I have quite enjoyed undertaking a series of development initiatives at about three times the speed which one would approach the same things in a long term ministry. But there is very little at stake for the Interim Pastor. I can revert to the retirement armchair any time.
At the moment I’m enjoying running some ‘Looking to the Future Groups’ – twenty five people have volunteered to take part in two groups. We are looking at – call it what you will – the future of the congregation or the vocation of the congregation or the beginnings of a mission plan. Of course I won’t have to turn any of this into policy and attempt to do it. But I think the material which comes out should go into the Congregational Profile so that ‘the one who comes after’ can see that the congregation is ‘up for this’
But this is a sort of high speed ministry. And after seven months, I’ve probably now done most of what I can. People have responded well and have be prepared to journey with me. And I have learned a lot too.
I said that I would preach two sermons about the issues facing this – and every – congregation. This is the second and it is about the challenges of decline and growth

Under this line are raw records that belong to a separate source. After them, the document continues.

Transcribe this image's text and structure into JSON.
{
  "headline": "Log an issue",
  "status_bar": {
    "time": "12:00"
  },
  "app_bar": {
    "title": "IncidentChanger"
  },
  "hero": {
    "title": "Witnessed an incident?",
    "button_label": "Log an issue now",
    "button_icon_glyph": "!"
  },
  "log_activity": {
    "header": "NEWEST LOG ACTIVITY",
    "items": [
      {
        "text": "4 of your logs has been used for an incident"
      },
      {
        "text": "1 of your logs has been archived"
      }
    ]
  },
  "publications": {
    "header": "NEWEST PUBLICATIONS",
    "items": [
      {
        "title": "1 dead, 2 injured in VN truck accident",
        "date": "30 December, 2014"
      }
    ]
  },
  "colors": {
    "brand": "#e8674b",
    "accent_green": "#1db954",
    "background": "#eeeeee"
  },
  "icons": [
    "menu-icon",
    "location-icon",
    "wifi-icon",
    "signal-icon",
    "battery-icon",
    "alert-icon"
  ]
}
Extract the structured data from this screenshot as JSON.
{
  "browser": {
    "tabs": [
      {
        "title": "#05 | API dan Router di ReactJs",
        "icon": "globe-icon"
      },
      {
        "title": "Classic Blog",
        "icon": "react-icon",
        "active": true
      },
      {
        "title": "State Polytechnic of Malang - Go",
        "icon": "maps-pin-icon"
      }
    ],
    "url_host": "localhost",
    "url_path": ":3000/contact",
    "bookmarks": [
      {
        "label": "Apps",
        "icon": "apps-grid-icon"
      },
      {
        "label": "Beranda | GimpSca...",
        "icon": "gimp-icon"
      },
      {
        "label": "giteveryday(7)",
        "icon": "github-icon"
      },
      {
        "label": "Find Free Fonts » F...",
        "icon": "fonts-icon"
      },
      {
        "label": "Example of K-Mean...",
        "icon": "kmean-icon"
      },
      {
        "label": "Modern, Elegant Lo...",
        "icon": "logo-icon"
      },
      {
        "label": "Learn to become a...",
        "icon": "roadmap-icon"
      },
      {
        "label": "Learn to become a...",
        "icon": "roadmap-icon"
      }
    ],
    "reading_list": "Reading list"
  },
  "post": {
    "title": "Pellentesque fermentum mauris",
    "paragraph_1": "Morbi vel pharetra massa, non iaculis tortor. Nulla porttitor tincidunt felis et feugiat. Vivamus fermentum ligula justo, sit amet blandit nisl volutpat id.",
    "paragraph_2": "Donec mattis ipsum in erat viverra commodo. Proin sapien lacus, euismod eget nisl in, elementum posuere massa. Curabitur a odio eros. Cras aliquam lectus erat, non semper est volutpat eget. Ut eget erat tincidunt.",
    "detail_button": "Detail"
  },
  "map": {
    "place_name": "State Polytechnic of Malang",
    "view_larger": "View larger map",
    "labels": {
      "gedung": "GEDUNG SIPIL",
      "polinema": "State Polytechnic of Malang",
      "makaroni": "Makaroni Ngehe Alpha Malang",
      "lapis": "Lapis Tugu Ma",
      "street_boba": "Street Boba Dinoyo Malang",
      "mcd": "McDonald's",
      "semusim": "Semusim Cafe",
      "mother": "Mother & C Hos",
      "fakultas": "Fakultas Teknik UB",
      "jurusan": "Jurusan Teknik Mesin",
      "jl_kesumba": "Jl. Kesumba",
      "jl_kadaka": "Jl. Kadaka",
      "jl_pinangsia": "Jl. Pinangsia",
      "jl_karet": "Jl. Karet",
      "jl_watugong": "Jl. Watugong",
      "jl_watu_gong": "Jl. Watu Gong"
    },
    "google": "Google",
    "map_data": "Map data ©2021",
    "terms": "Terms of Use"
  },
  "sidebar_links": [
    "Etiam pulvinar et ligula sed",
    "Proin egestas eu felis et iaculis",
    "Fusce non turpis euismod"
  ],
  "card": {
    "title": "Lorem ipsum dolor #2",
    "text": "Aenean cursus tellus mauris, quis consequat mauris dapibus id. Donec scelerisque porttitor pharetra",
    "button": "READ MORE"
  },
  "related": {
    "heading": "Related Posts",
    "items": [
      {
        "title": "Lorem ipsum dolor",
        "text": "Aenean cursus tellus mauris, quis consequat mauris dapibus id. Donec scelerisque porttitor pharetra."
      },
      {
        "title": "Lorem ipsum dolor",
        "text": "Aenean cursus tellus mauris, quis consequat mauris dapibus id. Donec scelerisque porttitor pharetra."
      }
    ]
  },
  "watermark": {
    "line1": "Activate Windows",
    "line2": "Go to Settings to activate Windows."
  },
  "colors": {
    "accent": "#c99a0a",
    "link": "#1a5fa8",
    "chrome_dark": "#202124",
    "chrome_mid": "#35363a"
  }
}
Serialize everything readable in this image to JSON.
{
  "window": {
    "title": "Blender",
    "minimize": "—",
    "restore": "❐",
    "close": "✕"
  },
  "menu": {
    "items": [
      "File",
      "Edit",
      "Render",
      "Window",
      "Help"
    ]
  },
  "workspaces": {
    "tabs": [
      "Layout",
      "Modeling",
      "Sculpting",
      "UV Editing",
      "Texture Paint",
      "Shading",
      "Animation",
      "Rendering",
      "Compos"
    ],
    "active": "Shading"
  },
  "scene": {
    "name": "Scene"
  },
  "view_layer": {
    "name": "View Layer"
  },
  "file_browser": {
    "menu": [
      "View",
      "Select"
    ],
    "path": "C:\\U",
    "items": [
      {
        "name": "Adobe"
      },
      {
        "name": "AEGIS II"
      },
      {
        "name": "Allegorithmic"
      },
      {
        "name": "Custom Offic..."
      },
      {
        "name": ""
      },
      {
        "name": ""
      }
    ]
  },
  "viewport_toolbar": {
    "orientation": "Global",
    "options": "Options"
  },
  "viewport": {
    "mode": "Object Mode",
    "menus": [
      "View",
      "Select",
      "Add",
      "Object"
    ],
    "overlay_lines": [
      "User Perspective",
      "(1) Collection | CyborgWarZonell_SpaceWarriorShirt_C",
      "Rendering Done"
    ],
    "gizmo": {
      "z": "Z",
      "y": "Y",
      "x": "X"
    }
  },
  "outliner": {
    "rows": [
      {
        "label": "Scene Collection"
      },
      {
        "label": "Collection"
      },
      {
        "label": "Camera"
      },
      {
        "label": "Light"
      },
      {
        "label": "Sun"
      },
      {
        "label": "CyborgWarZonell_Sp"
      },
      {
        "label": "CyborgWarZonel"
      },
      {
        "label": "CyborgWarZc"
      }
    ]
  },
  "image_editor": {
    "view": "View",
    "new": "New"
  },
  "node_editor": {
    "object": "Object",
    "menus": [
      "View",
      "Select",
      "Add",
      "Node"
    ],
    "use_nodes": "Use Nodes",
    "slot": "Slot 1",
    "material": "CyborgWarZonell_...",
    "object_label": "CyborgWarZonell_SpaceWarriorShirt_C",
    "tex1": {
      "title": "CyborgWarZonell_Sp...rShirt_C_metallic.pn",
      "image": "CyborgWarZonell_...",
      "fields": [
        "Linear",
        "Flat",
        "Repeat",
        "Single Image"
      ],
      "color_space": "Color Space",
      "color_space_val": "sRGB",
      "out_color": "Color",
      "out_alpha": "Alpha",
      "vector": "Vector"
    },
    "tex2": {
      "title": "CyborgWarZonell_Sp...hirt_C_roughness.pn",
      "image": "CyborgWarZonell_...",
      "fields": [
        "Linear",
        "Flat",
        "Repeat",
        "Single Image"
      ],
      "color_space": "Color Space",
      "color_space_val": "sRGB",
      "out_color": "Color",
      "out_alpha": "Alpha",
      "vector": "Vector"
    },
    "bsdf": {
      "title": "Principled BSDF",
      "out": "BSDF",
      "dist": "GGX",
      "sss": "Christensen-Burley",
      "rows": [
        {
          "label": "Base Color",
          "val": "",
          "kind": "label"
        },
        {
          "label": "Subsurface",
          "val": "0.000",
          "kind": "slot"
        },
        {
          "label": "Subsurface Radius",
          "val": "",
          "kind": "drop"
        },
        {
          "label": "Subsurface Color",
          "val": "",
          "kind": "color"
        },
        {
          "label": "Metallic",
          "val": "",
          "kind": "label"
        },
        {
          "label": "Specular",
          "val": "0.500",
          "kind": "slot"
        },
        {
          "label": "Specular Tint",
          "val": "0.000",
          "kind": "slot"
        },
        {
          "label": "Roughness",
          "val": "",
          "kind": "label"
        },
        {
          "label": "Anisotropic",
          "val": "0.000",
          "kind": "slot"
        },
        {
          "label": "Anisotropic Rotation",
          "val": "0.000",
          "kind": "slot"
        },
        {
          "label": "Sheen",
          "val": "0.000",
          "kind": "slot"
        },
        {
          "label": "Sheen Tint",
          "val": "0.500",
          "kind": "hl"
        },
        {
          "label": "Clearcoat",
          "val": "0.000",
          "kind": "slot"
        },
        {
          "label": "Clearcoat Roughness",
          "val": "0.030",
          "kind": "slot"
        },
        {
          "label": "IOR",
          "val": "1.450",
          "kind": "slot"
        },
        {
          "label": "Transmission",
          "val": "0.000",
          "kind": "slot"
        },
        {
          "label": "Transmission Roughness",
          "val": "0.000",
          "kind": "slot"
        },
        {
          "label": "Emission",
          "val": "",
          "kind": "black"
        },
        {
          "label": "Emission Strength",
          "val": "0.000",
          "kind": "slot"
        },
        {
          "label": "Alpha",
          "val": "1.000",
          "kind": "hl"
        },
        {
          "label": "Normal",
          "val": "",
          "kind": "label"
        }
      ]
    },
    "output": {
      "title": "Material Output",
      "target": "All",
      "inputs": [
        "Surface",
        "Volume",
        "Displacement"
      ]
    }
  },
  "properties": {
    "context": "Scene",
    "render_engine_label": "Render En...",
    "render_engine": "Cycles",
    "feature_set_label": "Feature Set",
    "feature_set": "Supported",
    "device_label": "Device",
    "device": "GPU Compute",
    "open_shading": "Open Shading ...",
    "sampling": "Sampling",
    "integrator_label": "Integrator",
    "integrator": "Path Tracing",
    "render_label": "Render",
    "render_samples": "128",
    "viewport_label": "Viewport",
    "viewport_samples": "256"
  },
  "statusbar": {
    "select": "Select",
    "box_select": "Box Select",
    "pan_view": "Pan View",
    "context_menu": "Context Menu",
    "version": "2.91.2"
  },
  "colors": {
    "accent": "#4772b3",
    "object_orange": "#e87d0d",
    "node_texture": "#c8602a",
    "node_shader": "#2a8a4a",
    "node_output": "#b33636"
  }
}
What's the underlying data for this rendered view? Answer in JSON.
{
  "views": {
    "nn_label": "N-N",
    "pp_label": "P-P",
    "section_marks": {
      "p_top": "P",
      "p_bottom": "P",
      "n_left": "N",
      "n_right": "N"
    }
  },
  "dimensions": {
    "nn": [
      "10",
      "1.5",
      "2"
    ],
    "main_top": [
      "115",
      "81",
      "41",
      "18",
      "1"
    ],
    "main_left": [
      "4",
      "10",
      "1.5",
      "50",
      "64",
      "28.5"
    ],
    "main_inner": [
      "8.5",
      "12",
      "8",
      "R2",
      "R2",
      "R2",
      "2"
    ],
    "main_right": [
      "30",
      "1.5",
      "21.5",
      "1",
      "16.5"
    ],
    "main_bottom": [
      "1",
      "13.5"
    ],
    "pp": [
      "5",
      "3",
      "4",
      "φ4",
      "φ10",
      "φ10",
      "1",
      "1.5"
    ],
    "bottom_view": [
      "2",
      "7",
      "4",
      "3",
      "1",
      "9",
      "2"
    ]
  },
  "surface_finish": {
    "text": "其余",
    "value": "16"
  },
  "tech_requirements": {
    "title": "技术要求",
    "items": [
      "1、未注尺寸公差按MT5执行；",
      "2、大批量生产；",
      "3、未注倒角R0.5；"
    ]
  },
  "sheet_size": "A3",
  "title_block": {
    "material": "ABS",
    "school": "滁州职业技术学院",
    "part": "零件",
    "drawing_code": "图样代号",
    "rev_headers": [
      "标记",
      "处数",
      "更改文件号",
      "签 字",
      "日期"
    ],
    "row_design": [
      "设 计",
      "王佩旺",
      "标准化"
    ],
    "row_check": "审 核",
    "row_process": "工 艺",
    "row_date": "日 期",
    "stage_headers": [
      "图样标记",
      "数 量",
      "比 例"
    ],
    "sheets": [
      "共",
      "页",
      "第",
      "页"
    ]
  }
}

I’ve mentioned before that I am doing a period as Interim Pastor at St Peter’s, Lutton Place, in Edinburgh. As a congregation, they have had some difficult times and feelings run high. I’ve been doing quite a bit of listening – but the time has come now to begin to shape future direction.
So this is the first of two sermons which I am preaching – one about faith and the other about growth.
I delivered this one this morning and we had some discussion afterwards – which in the way of these things barely touched on the sermon at all yet was positive and helpful
Here is the sermon
I was back in St Peter’s, Lutton Place, in Edinburgh this morning – as I am about two Sundays a month during my time as Interim Pastor.
We used Wilfred Owen’s ‘Anthem for Doomed Youth’ as they did in the Festival of Remembrance in the Albert Hall last night. I am one of the most unmilitary people you could meet – but I find today always deeply moving.
Read the sermon and you’ll find out why
The picture – by Hector McDonnell – is of Her Majesty the Queen’s visit to Enniskillen. She comes out of the Church of Ireland Cathedral and crosses the road to the Catholic Church – a historic ‘first’. By a slight piece of artistic licence, a dove of peace hovers overhead.
I preached there last Sunday morning and worked in the ‘Love God and Cross the Road’ theme.
It was a remarkable day for me – meeting people whom I had known in early childhood in the ’50’s and not had contact with since. But now of course through the wonders of social media ….
This was the sermon